Editor’s Choice: 5 Standout Beers from the 2017 Great American Beer Festival
Find the most interesting beers from a collection of nearly 4,000 offerings at the annual Great American Beer Festival (held in October)? Impossible!
Even if you could sample that many beers, trying to recall the unique aroma and flavor attributes of the truly special ones would be hazy at best.
So this list isn’t a showcase of the “best beers” in America. In fact, none of them earned a coveted GABF medal this year. But all of them have the one trait that so many beer executives have sought for years: The potential to bring new drinkers into the category. That’s desperately needed, now that brewers, over the last 20 years, have collectively lost 11 billion servings of beer to wine and spirits.

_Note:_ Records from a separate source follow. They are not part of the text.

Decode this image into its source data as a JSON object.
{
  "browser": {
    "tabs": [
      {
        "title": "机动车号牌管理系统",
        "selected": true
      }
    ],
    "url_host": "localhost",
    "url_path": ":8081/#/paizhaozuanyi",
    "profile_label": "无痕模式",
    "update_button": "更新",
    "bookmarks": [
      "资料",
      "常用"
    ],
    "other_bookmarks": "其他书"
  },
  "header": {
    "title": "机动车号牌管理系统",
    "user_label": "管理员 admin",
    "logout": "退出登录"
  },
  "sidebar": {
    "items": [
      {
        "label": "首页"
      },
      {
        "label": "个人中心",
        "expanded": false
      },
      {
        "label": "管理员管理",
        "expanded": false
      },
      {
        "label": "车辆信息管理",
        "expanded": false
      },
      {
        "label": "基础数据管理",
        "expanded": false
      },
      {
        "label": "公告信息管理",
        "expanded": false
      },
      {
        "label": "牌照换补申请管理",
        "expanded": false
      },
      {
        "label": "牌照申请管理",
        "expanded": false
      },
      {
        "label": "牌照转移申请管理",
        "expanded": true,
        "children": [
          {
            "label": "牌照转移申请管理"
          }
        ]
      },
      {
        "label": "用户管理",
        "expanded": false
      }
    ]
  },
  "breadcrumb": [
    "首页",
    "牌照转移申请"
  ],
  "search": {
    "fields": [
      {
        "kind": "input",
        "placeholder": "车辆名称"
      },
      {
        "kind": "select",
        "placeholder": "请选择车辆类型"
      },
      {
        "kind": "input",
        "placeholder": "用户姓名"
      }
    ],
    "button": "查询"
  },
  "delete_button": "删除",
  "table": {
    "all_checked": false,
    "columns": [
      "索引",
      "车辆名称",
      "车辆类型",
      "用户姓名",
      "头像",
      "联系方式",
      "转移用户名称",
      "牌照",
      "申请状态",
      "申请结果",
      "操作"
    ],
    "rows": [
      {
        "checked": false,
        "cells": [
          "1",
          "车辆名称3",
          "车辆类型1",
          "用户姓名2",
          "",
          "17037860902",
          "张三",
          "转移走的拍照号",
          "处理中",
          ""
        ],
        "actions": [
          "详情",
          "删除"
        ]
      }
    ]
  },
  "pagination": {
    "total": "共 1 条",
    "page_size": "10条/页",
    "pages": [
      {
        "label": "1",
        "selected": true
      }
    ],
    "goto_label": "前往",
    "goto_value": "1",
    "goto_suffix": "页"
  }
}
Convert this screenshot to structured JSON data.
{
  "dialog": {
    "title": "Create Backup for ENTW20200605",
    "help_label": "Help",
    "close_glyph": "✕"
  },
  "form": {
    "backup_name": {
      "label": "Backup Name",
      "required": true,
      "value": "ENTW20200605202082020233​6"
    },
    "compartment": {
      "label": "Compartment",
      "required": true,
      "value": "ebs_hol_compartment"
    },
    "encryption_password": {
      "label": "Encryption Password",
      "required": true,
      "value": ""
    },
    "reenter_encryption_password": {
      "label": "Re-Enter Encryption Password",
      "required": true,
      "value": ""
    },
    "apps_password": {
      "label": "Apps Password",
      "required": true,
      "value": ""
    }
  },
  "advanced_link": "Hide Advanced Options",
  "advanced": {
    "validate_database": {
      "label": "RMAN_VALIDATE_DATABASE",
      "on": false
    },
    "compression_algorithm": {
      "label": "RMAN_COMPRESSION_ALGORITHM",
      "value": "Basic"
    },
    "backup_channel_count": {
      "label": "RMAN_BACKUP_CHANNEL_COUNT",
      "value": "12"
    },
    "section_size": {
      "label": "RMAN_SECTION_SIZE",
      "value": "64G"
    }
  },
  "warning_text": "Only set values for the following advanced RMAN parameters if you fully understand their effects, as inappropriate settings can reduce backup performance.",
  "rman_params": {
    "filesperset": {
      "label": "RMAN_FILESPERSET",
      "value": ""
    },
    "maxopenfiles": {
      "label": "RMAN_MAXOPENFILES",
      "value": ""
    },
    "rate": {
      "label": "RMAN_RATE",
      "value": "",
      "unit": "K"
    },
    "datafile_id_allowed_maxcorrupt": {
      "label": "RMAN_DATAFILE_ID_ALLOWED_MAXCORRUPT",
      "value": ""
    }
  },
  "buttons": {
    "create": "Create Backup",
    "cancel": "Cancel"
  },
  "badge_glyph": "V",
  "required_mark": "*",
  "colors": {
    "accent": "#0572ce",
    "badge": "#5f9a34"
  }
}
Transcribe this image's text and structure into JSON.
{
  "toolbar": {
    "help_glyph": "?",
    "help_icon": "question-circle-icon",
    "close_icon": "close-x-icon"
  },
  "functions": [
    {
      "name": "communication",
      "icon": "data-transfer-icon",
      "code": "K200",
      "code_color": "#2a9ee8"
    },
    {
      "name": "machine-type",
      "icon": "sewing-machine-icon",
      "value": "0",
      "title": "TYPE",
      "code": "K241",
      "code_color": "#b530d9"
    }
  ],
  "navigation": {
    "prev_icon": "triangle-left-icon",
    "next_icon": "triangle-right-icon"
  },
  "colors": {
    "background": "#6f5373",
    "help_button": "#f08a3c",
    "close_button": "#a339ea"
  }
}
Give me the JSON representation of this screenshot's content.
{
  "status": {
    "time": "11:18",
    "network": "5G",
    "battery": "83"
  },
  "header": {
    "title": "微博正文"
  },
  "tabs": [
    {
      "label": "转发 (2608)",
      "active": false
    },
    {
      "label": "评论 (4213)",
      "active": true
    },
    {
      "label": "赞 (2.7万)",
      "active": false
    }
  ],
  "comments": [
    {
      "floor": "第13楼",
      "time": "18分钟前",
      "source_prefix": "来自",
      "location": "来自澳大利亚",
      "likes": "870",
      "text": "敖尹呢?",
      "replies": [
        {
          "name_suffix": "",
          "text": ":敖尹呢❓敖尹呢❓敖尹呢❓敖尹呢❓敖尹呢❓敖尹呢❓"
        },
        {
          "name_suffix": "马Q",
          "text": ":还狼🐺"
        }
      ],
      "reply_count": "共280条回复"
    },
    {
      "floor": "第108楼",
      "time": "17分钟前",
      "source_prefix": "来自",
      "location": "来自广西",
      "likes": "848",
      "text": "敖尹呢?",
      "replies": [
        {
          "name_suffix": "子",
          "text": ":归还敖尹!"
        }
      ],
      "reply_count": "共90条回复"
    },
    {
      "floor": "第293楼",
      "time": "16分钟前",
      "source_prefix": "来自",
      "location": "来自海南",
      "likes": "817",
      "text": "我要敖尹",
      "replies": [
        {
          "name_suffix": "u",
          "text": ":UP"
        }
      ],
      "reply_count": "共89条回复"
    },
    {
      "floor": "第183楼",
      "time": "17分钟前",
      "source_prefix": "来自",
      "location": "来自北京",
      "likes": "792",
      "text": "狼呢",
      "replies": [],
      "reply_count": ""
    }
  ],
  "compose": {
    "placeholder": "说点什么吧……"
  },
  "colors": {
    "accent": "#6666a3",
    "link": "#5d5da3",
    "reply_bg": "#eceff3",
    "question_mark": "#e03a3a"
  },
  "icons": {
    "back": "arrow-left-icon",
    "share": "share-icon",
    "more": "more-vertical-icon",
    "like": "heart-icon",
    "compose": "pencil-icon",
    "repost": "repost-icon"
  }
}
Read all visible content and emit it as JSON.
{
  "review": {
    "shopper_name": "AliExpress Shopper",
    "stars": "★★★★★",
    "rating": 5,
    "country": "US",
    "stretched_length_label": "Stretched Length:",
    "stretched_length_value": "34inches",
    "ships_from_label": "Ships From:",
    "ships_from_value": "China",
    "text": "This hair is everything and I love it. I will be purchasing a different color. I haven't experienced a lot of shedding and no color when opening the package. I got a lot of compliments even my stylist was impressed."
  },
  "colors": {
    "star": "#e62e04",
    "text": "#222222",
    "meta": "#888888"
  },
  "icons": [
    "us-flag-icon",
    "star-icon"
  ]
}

5. Woods Beer Co. – Islay Double IPA
Want to get that scotch drinker a beer? Hand her a pour of Islay IPA from Woods Beer Co., a small but steadily expanding, taproom-focused brewing operation out of the Bay Area. Founder Jim Woods first launched onto the craft brewing scene back in 2006 with his yerba mate-infused IPA, MateVeza. The company’s Islay IPA goes through primary fermentation in used Laphroaig barrels with Brettanomyces. The 9.5 percent ABV double IPA has an earthy and smoky character that is sure to win over the most serious scotch drinker.
4. Avery Brewing Co. – Ginger Sour
Pucker up!, This incredibly tart barrel-aged ale brewed with fresh ginger juice, part of Boulder-based Avery Brewing’s Botanicals & Barrels series, stood out among the sours at this year’s GABF. Plus: a subtle dryness made it approachable for more adventurous cocktail connoisseurs. With a little convincing, they could be tempted to reach for something a little less potent.
3. Almanac Beer Co. – Passion Project
If you read Almanac’s description of this beer, you might be left with more questions than answers. The mad chemists over at San Francisco’s Almanac Beer coax tropical aromas and flavors out of a special “Pichia” yeast strain and pair them with a blend of brettanomyces, saccharomyces, and lactobacillus yeasts as well as ginger, grains of paradise, cedar spirals and passionfruit. The finished product is both refreshingly tart and perfectly balanced – and aims straight for the wine drinker exploring the fringes of the craft beer space.
2. Forbidden Root – Fernetic
Last year, Chicago’s Forbidden Root convinced Italian amaro producer Fernet-Branca to collaborate on an imperial black ale that drinks so much like the spirit company’s namesake product, I’m not sure if I would want to order a shot of the real stuff ever again. Made with 20 different botanical ingredients, you’d be hard-pressed to tell the difference between the cordial and the craft beer if you were blindfolded. Will it get hipster mixologists in places like San Francisco and Boston, where a shot of Fernet is basically the equivalent of a secret handshake, to take beer more seriously?
1. Madtree Brewing Co. – Joon
This beer from Cincinnati’s Madtree Brewing Company was hands down the most unique beer I sampled. First released in 2014, Joon is Madtree’s attempt to redefine what a Kolsch can be. The beer is aged in twice-used Watershed Distillery barrels that were first filled with bourbon, then gin, and Madtree also tosses juniper berries and ginger into the mix, which adds notes of citrus and pine. The result is a delicately balanced offering that, at 4.7 percent ABV, will appeal to beer lovers and non-beer lovers alike. Joon is bubbly, clean, pleasantly tart and produced in limited quantities. Seek it out and share it with a friend.